New Orleans specializes in muddy waters.

Pumps Under Pressure: Testing troubles persist

As the fourth anniversary of Hurricane Katrina approaches, KPCC is reporting on a key piece of equipment intended to keep New Orleans safe. A Los Angeles-based employee of the U.S. Army Corps of Engineers says more than three dozen of the area’s water pumps would not work in a major storm. KPCC’s Molly Peterson has uncovered evidence that backs up the whistleblower’s claims. She picks up the story with pump testing.

For want of a nail

The day Maria Garzino left Florida for New Orleans, in early May of 2006, I was in New Orleans, interviewing Jurjen Battjes: he first launched me down this river. In person, he’s sort of like if you combined the elongated ovularity of Bert with the glasses of Beaker, and just a pinch of Ernie in his grin.
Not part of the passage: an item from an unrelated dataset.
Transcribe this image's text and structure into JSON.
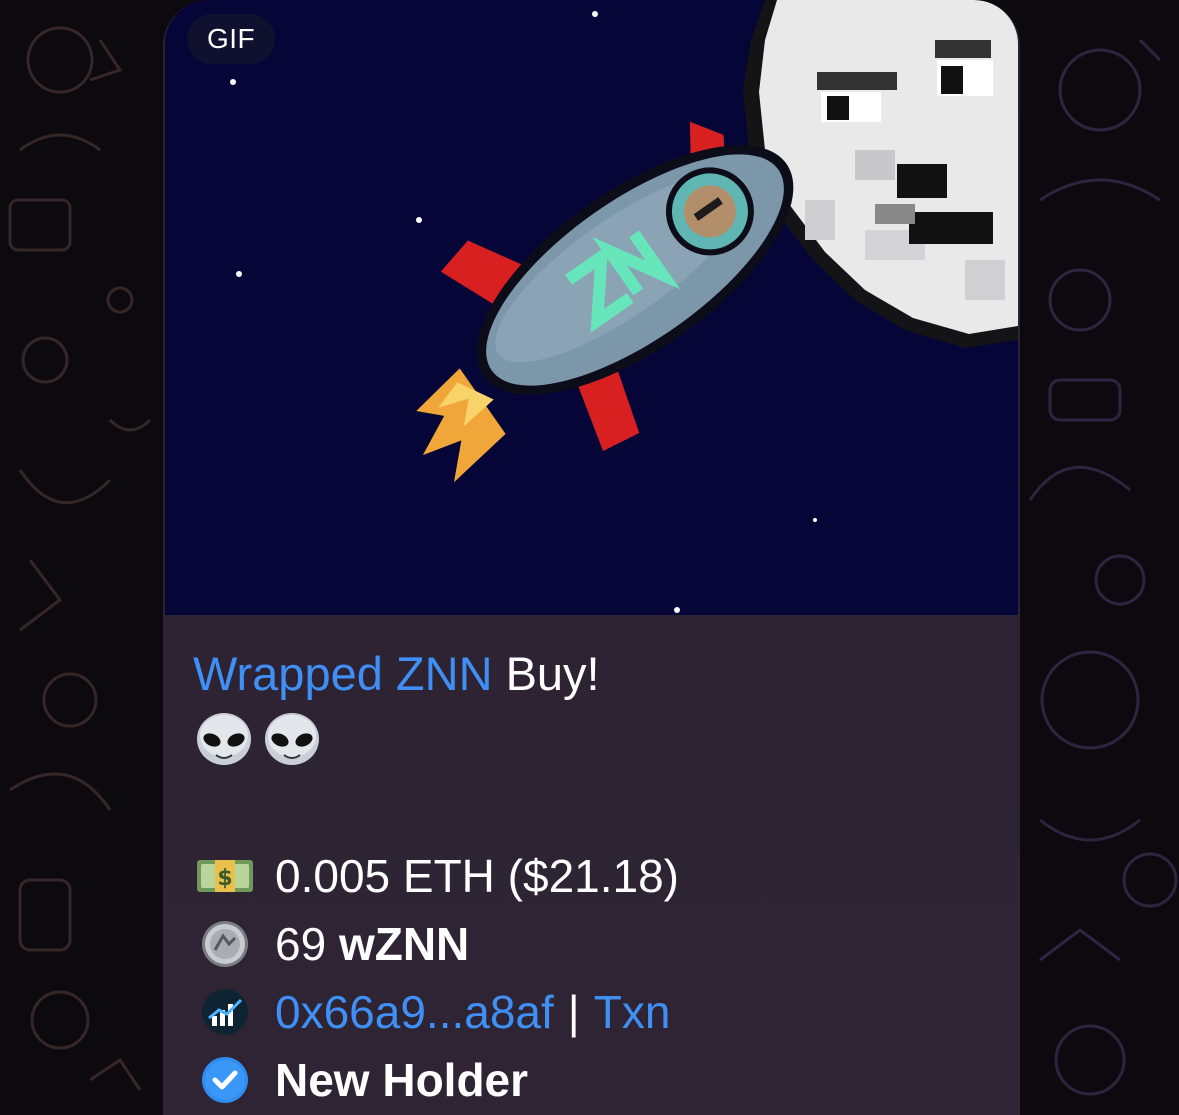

Pumps Under Pressure: Army Corps moves swiftly after storm

KPCC’s Molly Peterson has carried out an extensive investigation of an Army Corps engineer's claim that a key part of New Orleans' rebuilt hurricane protection system will not work, and she has found that claim could very well be true. In the first of four reports, Molly explains why New Orleans needed those new pumps.

Rollin' out the barrels, checkin' on the cistern

LA City Councilman Bill Rosendahl’s office has been working with Mar Vista residents to demonstrate a rain barrel project. They’re rolling out the barrels now. (ha!) I plan to go check them out.

Aquatic invaders! (Personally, I prefer hitchhikers. It's nicer.)

The LA Times today reports on a proliferation of Asian clams in Lake Tahoe. The clams have been around for seven years, at least; it's in the last couple that they're really taking off.

Santa Monica park rangers add another mountain lion to tracking group

Park rangers in the Santa Monica Mountains have added another mountain lion to the group they’re tracking in the area. More on the story from KPCC’s Molly Peterson.

The mayor's coal goals

You may have seen this poster around town lately - I first noticed it on a fence at Second and Beaudry, near KPCC's offices.

Friends of Los Encinos consider how to keep park open

One of the many state parks that are threatened with closure due to California's fiscal problems is in Encino. KPCC's Molly Peterson has more on Los Encinos, which is named for the coast live oak trees that are native to the valley.

Peregrine falcon no longer endangered in California

State fish and game officials say the peregrine falcon is no longer endangered in California. KPCC’s Molly Peterson reports the bird is bucking a trend.

Santa Barbara County wildfire forces evacuation for 150 homes

A wildfire has burned more than 50 square miles of land near Santa Barbara. KPCC’s Molly Peterson reports that the La Brea fire has closed part of a national forest and forced people to evacuate their homes.